Many years later, and deeply on the path of yoga, I discovered that this was not in fact a relatively new ‘spiritual’ concept as I had naively believed, but a very ancient practice in the yoga tradition: ‘seva’ or selfless service.
“Living creatures are nourished by food, and food is nourished by rain; rain itself is the water of life, which comes from selfless worship and service.” – Bhagavad Gita, 3.14
Yoga means union. It is a path of self-transformation that leads us to feel and experience deep connection with ourselves, others, and all of life. Feeling this connection can naturally lead us to want to help others – not from a desire for personal gain, recognition, or even martyrdom, but because we see the same preciousness of life (which some would call the divine, or God) in every person, in every creature, in every particle of earth. It is a selfless desire to give and to serve life, in any form, and where it is most needed.
We start to feel a natural desire to share the benefits of our yoga practice (peace, happiness, vitality, love), and then to our delight we also discover that what goes around comes around: love creates love, peace creates peace, and by transforming the self we also come to transform our world. Gandhi was right on point when he said, “Be the change you want to see in the world.” It starts right with ourselves and our own transformation. But it doesn’t end there.
In our contemporary world, we hear less about ‘seva’ – selfless service, and more about the ideas of social justice and activism. In many ways, they are not so different – they are about creating a better world for all. But to place social justice and social change within the realm of seva means that we are creating social change from a genuine place of love, from the felt experience that we are deeply connected and truly one, rather than from a place of guilt, anger, or a purely intellectual understanding. Our attitude and energy become completely transformed, and this is when we realise what it truly means to give and to serve – the gift of our positive energy and our ability to love and connect may be enough to create great change. And as we practice the art of selfless service, we also deepen our experience of what it means to be truly connected, to realise that we are all the same, and we receive the gifts of giving. When we come from this place, we find an abundance of energy and inspiration – giving becomes receiving, rather than depleting.
So this is an invitation to enter the world of personal transformation and the path of the heart, and to practice the art of selfless service in whichever way you feel inspired – starting a free community yoga class, teaching English to a newly arrived refugee, making an inspiring film, giving an elderly woman a foot massage, volunteering abroad to build a school or making a meal for a homeless person.
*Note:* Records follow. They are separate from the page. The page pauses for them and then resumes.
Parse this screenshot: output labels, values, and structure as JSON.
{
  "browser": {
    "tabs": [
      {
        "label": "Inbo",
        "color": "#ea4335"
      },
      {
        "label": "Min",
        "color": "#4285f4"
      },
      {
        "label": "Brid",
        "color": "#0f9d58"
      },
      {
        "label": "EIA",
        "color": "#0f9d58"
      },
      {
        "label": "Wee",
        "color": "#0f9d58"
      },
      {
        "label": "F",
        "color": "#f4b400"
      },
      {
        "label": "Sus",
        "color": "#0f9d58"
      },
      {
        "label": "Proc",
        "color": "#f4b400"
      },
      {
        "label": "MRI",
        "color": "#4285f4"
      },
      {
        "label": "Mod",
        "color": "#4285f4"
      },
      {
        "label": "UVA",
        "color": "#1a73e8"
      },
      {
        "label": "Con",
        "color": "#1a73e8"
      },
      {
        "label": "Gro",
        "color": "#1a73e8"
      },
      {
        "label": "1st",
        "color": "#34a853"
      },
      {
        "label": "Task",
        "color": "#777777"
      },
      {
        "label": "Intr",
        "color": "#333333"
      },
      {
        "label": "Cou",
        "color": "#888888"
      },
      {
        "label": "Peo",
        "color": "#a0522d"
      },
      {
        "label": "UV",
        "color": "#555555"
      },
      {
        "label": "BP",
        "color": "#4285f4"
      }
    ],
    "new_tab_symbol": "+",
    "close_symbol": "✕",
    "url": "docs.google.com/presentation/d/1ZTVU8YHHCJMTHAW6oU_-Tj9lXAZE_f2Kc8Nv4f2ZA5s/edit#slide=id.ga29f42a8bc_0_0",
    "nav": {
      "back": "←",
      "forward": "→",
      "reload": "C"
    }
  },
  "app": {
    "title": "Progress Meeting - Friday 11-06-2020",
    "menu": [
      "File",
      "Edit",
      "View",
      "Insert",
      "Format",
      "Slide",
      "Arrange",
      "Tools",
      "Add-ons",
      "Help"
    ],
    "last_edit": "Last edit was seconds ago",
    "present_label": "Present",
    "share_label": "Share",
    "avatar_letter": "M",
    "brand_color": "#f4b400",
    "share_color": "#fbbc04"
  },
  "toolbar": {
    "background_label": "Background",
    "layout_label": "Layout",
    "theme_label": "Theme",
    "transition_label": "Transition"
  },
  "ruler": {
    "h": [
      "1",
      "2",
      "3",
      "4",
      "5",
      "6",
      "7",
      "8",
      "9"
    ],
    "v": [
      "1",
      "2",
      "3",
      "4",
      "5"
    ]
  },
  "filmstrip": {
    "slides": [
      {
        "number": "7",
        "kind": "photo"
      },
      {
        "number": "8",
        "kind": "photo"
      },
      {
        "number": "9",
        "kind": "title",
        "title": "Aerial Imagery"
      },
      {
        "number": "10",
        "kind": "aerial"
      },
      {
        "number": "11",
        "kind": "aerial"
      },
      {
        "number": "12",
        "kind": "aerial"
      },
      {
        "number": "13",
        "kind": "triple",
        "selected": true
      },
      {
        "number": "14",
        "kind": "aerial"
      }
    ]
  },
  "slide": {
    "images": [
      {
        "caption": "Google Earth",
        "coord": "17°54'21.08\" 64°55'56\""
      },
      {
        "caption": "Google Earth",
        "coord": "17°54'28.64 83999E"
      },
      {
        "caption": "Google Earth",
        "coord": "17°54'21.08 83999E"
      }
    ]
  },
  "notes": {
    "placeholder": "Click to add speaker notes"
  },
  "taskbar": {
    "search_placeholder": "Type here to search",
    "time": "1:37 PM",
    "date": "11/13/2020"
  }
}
Every small action, done with love, counts…
“Not all of us can do great things, but we can do small things with great love.” – Mother Theresa … which I think means that all of us can do great things.